Still, even having honed in on this, there are different ways to express these attributes. Do you play up the positivity, the friendliness of Think HQ? Or do you highlight our long years of experience and the expertise we’ve established in that time? Or do you concentrate on the art of storytelling, the connections between people, which is at the heart of our work and many of the organisations that we work with?
Add to this the strategic goal of wanting our brand to stand out amongst the many communications and creative agencies out there, and you can see why branding can be a daunting task!
Led by Think HQ Founder and Managing Director Jen Sharpe, we pruned our directions down to three. This is where more refined moodboards came in, which feed into the fun of actual visual design. You get to flesh out your ideas and work out how they will be applied to real life requirements. Here, you start to get a sense of whether that outfit you’ve selected really suits the personality you’re trying to hang it on.
When we had the internal presentation for these three concepts, there was a strong consensus for Direction 1. Everyone liked the energy in this direction, that it was bold and modern. We also liked that it had more edge to it than softness. Our business is fiercely committed to social good and improving the world for people. Some can perceive purpose-led businesses like ours as woolly do-gooders, so it’s important we are demonstrating the seriousness and complexity of our work.
We were so sure about this design concept, that we developed it further and presented it to the whole company. It was bold and new, and so different to the old brand that everyone was really excited about it.
But here’s the thing, the outfit still didn’t fit quite right. As I said earlier, strong brand strategy is vital, but it’s the understanding that comes from relationships that ensures that crisp new suit matches the wearer well. In this case, what Jen knew, and what I came to understand having been part of the team for longer, is that this new branding was missing something: The people.
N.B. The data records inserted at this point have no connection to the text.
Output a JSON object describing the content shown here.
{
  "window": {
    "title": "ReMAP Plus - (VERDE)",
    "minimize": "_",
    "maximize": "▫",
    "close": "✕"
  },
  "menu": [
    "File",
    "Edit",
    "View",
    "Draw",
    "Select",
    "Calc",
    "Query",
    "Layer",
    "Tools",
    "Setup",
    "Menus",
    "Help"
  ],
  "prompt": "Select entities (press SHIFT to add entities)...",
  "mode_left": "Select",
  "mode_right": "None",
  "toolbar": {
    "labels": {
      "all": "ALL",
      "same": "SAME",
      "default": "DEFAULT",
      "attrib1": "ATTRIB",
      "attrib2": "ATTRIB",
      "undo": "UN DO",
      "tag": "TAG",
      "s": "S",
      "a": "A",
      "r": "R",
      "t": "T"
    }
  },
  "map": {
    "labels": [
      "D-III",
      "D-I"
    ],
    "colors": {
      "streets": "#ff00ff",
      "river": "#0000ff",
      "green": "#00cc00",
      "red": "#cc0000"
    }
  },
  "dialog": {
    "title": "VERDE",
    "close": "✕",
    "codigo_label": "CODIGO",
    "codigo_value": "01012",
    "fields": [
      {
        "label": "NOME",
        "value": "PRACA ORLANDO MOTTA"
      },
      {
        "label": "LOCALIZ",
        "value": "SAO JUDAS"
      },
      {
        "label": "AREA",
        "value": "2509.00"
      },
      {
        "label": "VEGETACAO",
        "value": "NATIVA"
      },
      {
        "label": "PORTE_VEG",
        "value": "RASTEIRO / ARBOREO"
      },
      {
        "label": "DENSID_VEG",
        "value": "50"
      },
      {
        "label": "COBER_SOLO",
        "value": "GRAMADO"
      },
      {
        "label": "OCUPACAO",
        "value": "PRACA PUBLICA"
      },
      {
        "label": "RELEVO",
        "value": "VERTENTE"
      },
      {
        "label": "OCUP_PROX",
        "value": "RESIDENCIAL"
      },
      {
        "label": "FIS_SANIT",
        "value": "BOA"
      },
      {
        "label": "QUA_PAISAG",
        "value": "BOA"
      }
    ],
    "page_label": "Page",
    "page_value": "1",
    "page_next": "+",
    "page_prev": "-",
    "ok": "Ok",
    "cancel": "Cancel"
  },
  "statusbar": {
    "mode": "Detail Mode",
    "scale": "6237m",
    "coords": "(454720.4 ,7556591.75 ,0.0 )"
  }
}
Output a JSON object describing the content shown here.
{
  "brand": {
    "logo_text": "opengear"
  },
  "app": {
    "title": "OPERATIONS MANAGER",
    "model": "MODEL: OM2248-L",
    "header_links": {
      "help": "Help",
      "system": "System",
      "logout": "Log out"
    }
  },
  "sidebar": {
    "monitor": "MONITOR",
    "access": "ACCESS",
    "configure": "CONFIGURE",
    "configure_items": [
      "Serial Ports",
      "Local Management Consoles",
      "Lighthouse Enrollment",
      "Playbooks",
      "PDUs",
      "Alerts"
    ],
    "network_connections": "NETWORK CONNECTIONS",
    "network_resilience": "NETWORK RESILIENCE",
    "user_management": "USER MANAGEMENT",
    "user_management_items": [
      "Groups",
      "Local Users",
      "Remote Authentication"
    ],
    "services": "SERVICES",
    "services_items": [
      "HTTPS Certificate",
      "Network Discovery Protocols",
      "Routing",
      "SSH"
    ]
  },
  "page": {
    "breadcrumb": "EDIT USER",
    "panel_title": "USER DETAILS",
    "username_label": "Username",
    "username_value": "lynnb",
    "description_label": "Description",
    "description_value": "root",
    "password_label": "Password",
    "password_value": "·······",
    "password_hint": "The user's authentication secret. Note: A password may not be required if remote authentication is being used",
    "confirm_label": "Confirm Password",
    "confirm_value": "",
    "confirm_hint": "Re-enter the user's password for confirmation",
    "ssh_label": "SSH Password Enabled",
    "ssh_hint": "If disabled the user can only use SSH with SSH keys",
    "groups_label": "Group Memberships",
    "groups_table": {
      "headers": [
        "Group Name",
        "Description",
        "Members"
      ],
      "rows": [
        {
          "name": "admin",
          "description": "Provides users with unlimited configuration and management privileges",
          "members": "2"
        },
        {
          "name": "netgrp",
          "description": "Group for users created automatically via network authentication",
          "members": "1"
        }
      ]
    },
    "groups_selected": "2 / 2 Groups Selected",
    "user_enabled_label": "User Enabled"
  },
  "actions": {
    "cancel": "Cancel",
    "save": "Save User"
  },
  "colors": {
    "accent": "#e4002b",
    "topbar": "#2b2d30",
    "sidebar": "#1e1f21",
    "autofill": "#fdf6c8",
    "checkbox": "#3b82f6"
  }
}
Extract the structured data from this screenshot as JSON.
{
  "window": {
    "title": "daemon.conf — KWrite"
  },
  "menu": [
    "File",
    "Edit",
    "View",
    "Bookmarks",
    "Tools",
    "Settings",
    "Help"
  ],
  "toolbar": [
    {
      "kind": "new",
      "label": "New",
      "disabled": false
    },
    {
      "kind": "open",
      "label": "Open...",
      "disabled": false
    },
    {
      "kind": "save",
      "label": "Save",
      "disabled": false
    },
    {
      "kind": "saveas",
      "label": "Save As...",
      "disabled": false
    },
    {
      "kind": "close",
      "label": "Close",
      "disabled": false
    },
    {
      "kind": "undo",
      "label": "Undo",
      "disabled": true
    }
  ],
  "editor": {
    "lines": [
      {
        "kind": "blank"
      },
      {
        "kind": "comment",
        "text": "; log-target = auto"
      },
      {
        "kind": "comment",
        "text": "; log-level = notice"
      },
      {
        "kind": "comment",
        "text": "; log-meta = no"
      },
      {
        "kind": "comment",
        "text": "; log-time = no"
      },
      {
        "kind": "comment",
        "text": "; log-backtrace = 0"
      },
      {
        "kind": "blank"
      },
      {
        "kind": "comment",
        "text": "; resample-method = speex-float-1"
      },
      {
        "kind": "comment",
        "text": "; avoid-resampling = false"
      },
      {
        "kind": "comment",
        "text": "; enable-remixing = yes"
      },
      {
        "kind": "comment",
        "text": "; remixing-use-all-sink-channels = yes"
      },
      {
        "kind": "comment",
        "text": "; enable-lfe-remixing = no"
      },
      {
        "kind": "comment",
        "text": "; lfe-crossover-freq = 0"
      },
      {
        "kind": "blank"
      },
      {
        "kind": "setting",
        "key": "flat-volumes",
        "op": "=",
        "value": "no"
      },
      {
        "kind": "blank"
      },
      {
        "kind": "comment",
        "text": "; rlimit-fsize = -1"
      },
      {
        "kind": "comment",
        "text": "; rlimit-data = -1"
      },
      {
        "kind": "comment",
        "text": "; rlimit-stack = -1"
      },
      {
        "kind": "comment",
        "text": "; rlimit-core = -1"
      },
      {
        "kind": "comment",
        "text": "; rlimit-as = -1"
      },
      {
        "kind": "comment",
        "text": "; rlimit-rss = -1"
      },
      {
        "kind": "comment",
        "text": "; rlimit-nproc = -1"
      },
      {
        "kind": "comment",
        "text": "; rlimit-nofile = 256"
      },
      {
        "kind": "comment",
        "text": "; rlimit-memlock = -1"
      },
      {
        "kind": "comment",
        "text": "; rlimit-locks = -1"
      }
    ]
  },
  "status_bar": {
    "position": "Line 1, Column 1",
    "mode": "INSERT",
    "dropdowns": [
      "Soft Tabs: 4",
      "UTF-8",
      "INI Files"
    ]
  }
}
Because we are serious, and we are smart, and we tackle our mission of becoming the most inclusive agency in the world with the ferocity it deserves, but all that intellectualism doesn’t lessen the joy we take in our work. That energy, compassion and playfulness – the genuine care we can take in our work because we insist on it being aligned to our values – is why we are so successful.
The people who work here are the organisation. Any visual identity that did not reflect that was never going to feel right.
After this realisation, everything fell into place very naturally. We launched our shiny new, vibrant, friendly visual identity to the world earlier this year. Unbeknownst to us, it was right before COVID-19 would see us working from home for the rest of 2020. I think the pride we’ve all felt in the company, and our new visual ‘outfit’, is why we’ve stayed so close together, despite the physical distance.
We’re talking a lot internally now about how this year has changed the way we discuss our mission and vision for Think HQ. It’s re-energised our commitment to inclusive communications and communities, and that’s a cultural change we want to drive across our agency, industry and society. What we’re talking about is people and making sure they have everything they need to be self-actualised and engaged. That’s already a strong part of our new brand, so I know we got it right.